With the increasing availability and further refinement of portable XRF (PXRF) spectrometry in field archaeology and museum studies to source obsidian and other materials, Torrence and colleagues (Chapter 18) describe a useful method for mounting the PXRF instrument to reduce the risk of damaging the object being sourced. Because PXRF is portable, it opens the door to source objects that possibly cannot leave museums because they are too fragile, or due to their culturally sensitive nature. This chapter is especially pertinent for archaeologists in the United States where the Native American Graves Protection and Repatriation Act (NAGPRA) plays a role in access to some artifacts. For instance, obsidian projectile points are sometimes found next to human remains, and they are considered sacred. PXRF may be the best way to source obsidian artifacts that cannot leave museums since they are awaiting repatriation. In the last chapter of the volume, Frahm (Chapter 19) reviews the seminal contributions made by Sir Colin Renfrew, John Dixon, and Joseph Cann early on in obsidian sourcing studies to understand which sources people used in the Near East.

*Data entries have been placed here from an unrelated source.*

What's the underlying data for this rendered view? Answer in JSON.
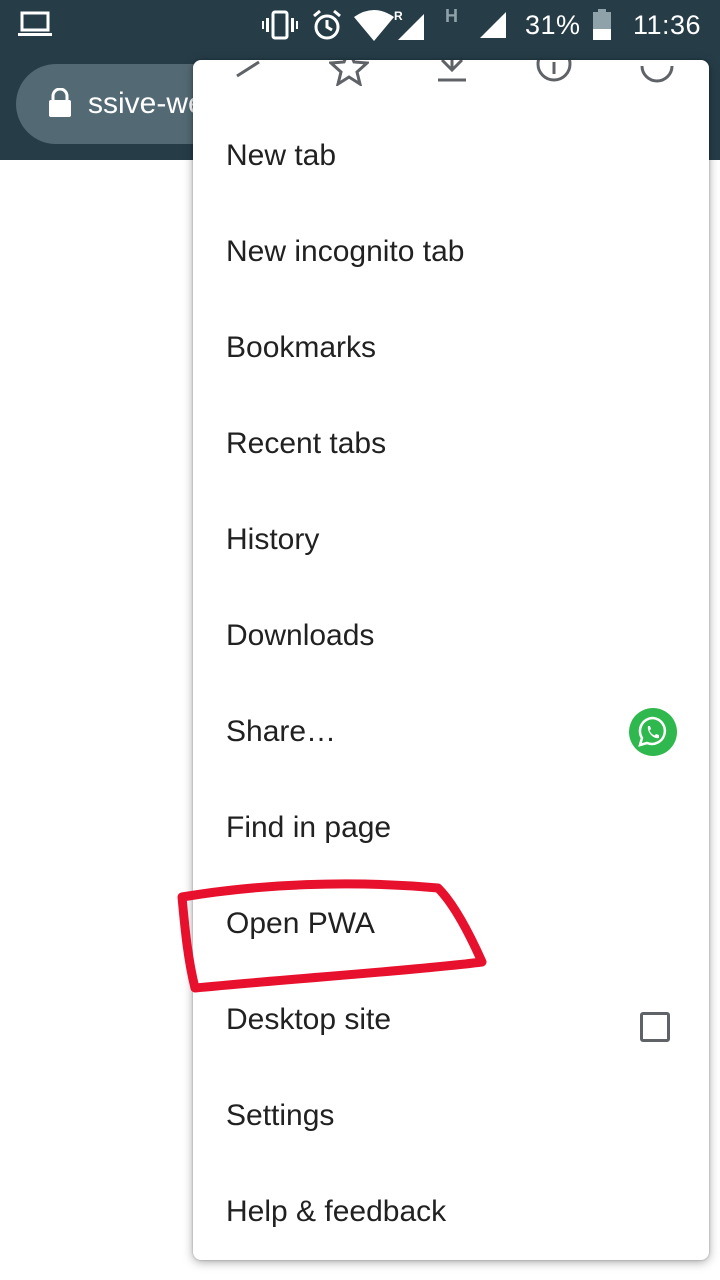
{
  "status_bar": {
    "battery_percent": "31%",
    "time": "11:36",
    "network_letter": "H",
    "roaming_letter": "R",
    "icons": [
      "laptop-icon",
      "vibrate-icon",
      "alarm-icon",
      "wifi-icon",
      "signal-icon",
      "battery-icon"
    ]
  },
  "toolbar": {
    "url_fragment": "ssive-we",
    "lock_icon": "lock-icon"
  },
  "menu": {
    "icon_row": [
      "forward-icon",
      "bookmark-star-icon",
      "download-icon",
      "info-icon",
      "refresh-icon"
    ],
    "items": [
      {
        "label": "New tab"
      },
      {
        "label": "New incognito tab"
      },
      {
        "label": "Bookmarks"
      },
      {
        "label": "Recent tabs"
      },
      {
        "label": "History"
      },
      {
        "label": "Downloads"
      },
      {
        "label": "Share…",
        "trailing_icon": "whatsapp-icon"
      },
      {
        "label": "Find in page"
      },
      {
        "label": "Open PWA",
        "highlighted": true
      },
      {
        "label": "Desktop site",
        "checkbox_checked": false
      },
      {
        "label": "Settings"
      },
      {
        "label": "Help & feedback"
      }
    ]
  },
  "colors": {
    "header_bg": "#263d48",
    "omnibox_bg": "#536a74",
    "highlight_annotation": "#e8112d",
    "whatsapp_green": "#2fb84d"
  }
}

Twenty-Five Years on the Cutting Edge of Obsidian Studies: Selected Readings from the IAOS Bulletin should be on the book shelves of seasoned archaeologists who study obsidian. This volume is also a good starting point for students or newcomers into the field who are interested in learning about the development of obsidian hydration, source characterization, and how some archaeologists have applied hydration and sourcing methods to answer archaeological questions throughout the world. The articles in this volume really speak to the development and worldwide expansion of obsidian studies. This is one of the contributions of the IAOS because there are papers concerning obsidian from all over the globe.

Readers of Journal of Lithic Studies who are mostly interested in lithic technology and the organization and production of stone tools will be dismayed, however. Few authors discuss the manufacture and use of obsidian stone tools. On the other hand, archaeologists interested in methods and case studies concerning hydration dating and chemical sourcing will be stimulated. This volume is helpful to archaeologists who are interested in learning more about the many methods for determining hydration rates and chemical composition for sourcing. However, Frahm (Chapter 8:65) importantly points out, “it is easy, in obsidian sourcing research, to spend considerable time and effort developing the instrumentation and data analysis.” Without proper methods and researchers who know how to operate the equipment correctly, we cannot answer our archaeological questions. The case studies in this volume are a welcome addition to help connect method with theory. The articles in this volume, along with other IAOS Bulletin publications are available as free PDFs from the IAOS website. However, archaeologists who are interested in all things obsidian can purchase this volume on their website for $10.00 (USD).